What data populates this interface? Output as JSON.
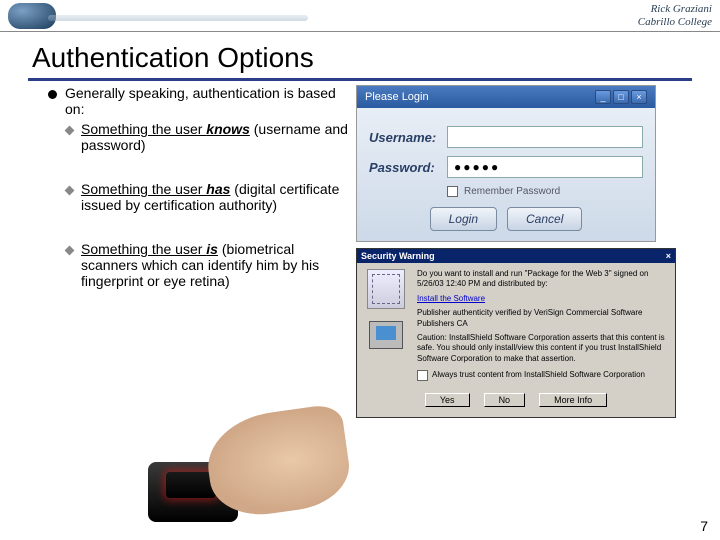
{
  "header": {
    "author": "Rick Graziani",
    "org": "Cabrillo College"
  },
  "title": "Authentication Options",
  "bullets": {
    "intro": "Generally speaking, authentication is based on:",
    "b1_u": "Something the user ",
    "b1_em": "knows",
    "b1_rest": " (username and password)",
    "b2_u": "Something the user ",
    "b2_em": "has",
    "b2_rest": " (digital certificate issued by certification authority)",
    "b3_u": "Something the user ",
    "b3_em": "is",
    "b3_rest": " (biometrical scanners which can identify him by his fingerprint or eye retina)"
  },
  "login": {
    "title": "Please Login",
    "user_label": "Username:",
    "pass_label": "Password:",
    "pass_value": "●●●●●",
    "remember": "Remember Password",
    "btn_login": "Login",
    "btn_cancel": "Cancel"
  },
  "secwarn": {
    "title": "Security Warning",
    "line1": "Do you want to install and run \"Package for the Web 3\" signed on 5/26/03 12:40 PM and distributed by:",
    "link1": "Install the Software",
    "line2": "Publisher authenticity verified by VeriSign Commercial Software Publishers CA",
    "line3": "Caution: InstallShield Software Corporation asserts that this content is safe. You should only install/view this content if you trust InstallShield Software Corporation to make that assertion.",
    "always": "Always trust content from InstallShield Software Corporation",
    "btn_yes": "Yes",
    "btn_no": "No",
    "btn_more": "More Info"
  },
  "page": "7"
}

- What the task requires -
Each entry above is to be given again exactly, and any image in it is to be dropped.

- Completed task -
What data populates this interface? Output as JSON.
{
  "header": {
    "author": "Rick Graziani",
    "org": "Cabrillo College"
  },
  "title": "Authentication Options",
  "bullets": {
    "intro": "Generally speaking, authentication is based on:",
    "b1_u": "Something the user ",
    "b1_em": "knows",
    "b1_rest": " (username and password)",
    "b2_u": "Something the user ",
    "b2_em": "has",
    "b2_rest": " (digital certificate issued by certification authority)",
    "b3_u": "Something the user ",
    "b3_em": "is",
    "b3_rest": " (biometrical scanners which can identify him by his fingerprint or eye retina)"
  },
  "login": {
    "title": "Please Login",
    "user_label": "Username:",
    "pass_label": "Password:",
    "pass_value": "●●●●●",
    "remember": "Remember Password",
    "btn_login": "Login",
    "btn_cancel": "Cancel"
  },
  "secwarn": {
    "title": "Security Warning",
    "line1": "Do you want to install and run \"Package for the Web 3\" signed on 5/26/03 12:40 PM and distributed by:",
    "link1": "Install the Software",
    "line2": "Publisher authenticity verified by VeriSign Commercial Software Publishers CA",
    "line3": "Caution: InstallShield Software Corporation asserts that this content is safe. You should only install/view this content if you trust InstallShield Software Corporation to make that assertion.",
    "always": "Always trust content from InstallShield Software Corporation",
    "btn_yes": "Yes",
    "btn_no": "No",
    "btn_more": "More Info"
  },
  "page": "7"
}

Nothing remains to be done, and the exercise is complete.